Breaking The Fourth Wall
by Ece HASGÜL
On Netflix’s new film based on a book, Enola Holmes, we are welcomed by the main character in the very first minutes. She looks straight to the lens and starts to tell her story directly to the audience, us. An unusual way to start, but still a fairly used method in movies: Breaking the fourth wall. The history goes as far as Ancient Greece when the first examples of theatrical plays took part. Still, in modern-day plays and musicals, it is very common for the fictional characters to refer and/or talk to the audience.
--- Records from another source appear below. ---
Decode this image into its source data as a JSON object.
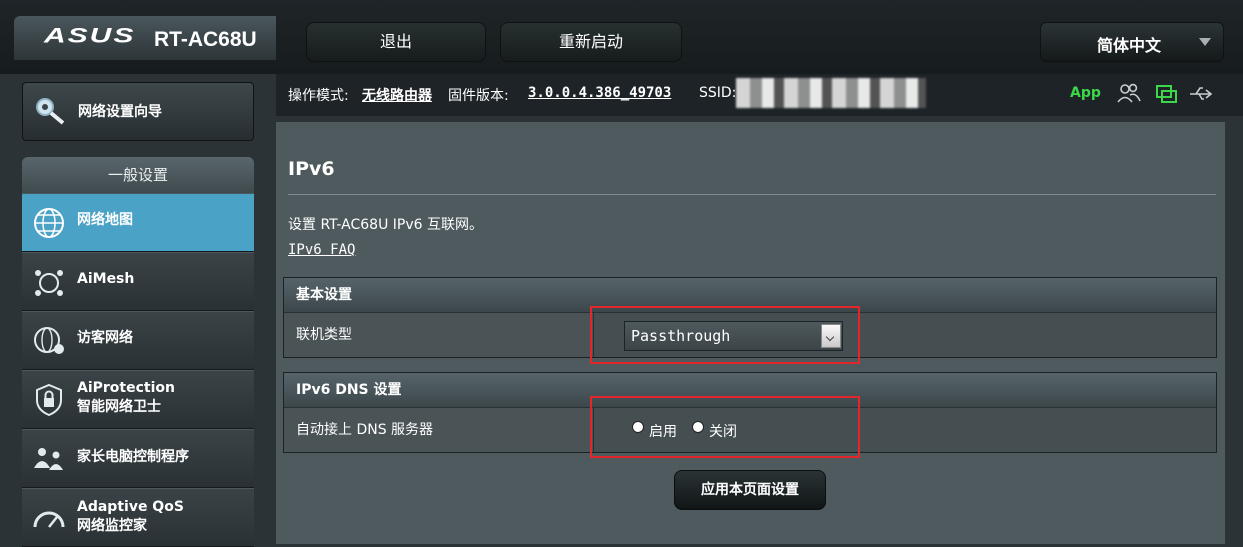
{
  "header": {
    "logo": "ASUS",
    "model": "RT-AC68U",
    "logout_label": "退出",
    "reboot_label": "重新启动",
    "language": "简体中文"
  },
  "status": {
    "mode_label": "操作模式:",
    "mode_value": "无线路由器",
    "firmware_label": "固件版本:",
    "firmware_value": "3.0.0.4.386_49703",
    "ssid_label": "SSID:",
    "app_label": "App"
  },
  "sidebar": {
    "wizard_label": "网络设置向导",
    "section_title": "一般设置",
    "items": [
      {
        "label": "网络地图",
        "icon": "globe-icon",
        "active": true
      },
      {
        "label": "AiMesh",
        "icon": "aimesh-icon",
        "active": false
      },
      {
        "label": "访客网络",
        "icon": "guest-network-icon",
        "active": false
      },
      {
        "label": "AiProtection",
        "label2": "智能网络卫士",
        "icon": "lock-shield-icon",
        "active": false
      },
      {
        "label": "家长电脑控制程序",
        "icon": "family-icon",
        "active": false
      },
      {
        "label": "Adaptive QoS",
        "label2": "网络监控家",
        "icon": "gauge-icon",
        "active": false
      }
    ]
  },
  "main": {
    "title": "IPv6",
    "description": "设置 RT-AC68U IPv6 互联网。",
    "faq_link": "IPv6 FAQ",
    "basic_section": {
      "header": "基本设置",
      "connection_label": "联机类型",
      "connection_value": "Passthrough"
    },
    "dns_section": {
      "header": "IPv6 DNS 设置",
      "auto_dns_label": "自动接上 DNS 服务器",
      "option_enable": "启用",
      "option_disable": "关闭",
      "selected": "关闭"
    },
    "apply_label": "应用本页面设置"
  },
  "colors": {
    "accent_active": "#4aa3c7",
    "highlight_box": "#e3262b",
    "app_green": "#3cd84a"
  }
}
The term emerges from the way sets are constructed, three walls surrounding a scene. Whenever a fictional character acknowledges the camera lens and therefore himself being in a work of fiction, it’s called breaking the fourth wall. It is a powerful tool that can be interpreted in many ways in work. It may take part as to introduce humor, horror, intimacy; it may come once in a blue moon for its impact, or the character may be in constant conversation with the audience. No matter how many times you came across it in different works, it still carries the element of surprise within and the impact of it does remain.
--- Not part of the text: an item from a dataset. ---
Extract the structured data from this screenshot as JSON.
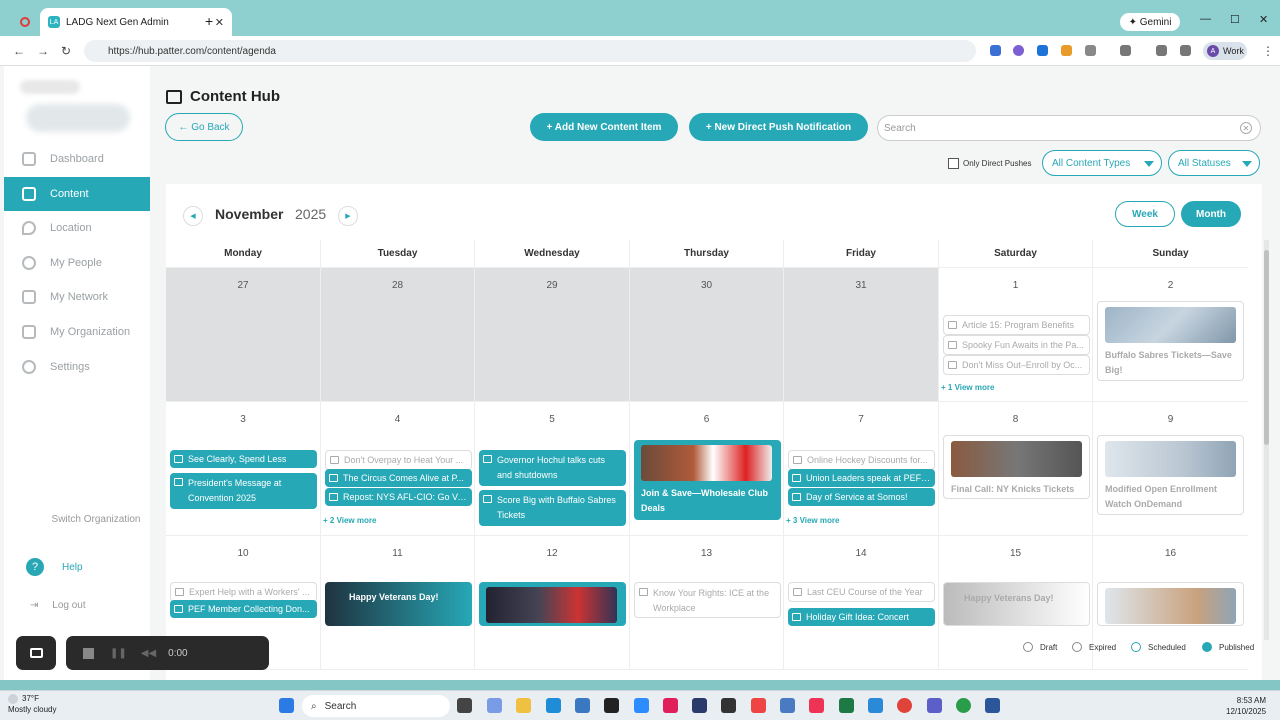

In Deadpool and House of Cards, both the main characters are aware of the audience and constantly share what goes on in their minds. While Deadpool makes his sarcastic comments and funny jokes in between, Frank Underwood shares his “secret” thoughts that the other characters in the fictional world cannot know. In these examples, it is only the one recognizing the audience. In The Office, both UK and the US version, however, all of them knew about the camera regarding its “mockumentary” style in which stands for “a type of movie or television show depicting fictional events but presented as a documentary.”1 Even though characters know that they are being filmed and do not necessarily acknowledge that they are in the fictional work when they make eye contact, it’s not the camera lens they are engaging with. It is still the audience members they are projecting their own feelings into. The Office’s moments of those don’t fit with the formal description of the method, but still, deliver the humor and create a more intimate relationship with the viewer.
Likewise to how it can improve the work, breaking the fourth wall may destroy it too if not preceded properly. If you don’t find the right moments to break the fourth wall to make a joke, it may not deliver the humor therefore only become empty words and wasted opportunity. Or, similar to what happened in The Cats Movie 2019 version, it may ruin the plot because the filmmaker tried to change the nature of the media from a musical to a movie and avoid all the times that there would have been a wall break but still use the method at the very end of the film where it’s unnecessary. Not that the lack or the existence of the wall breaks was the only problem within that movie, nonetheless was connected to the other problems too. That is why ignoring the original media, which was a play designed to be musical theater, and its natural state caused chaos. (1)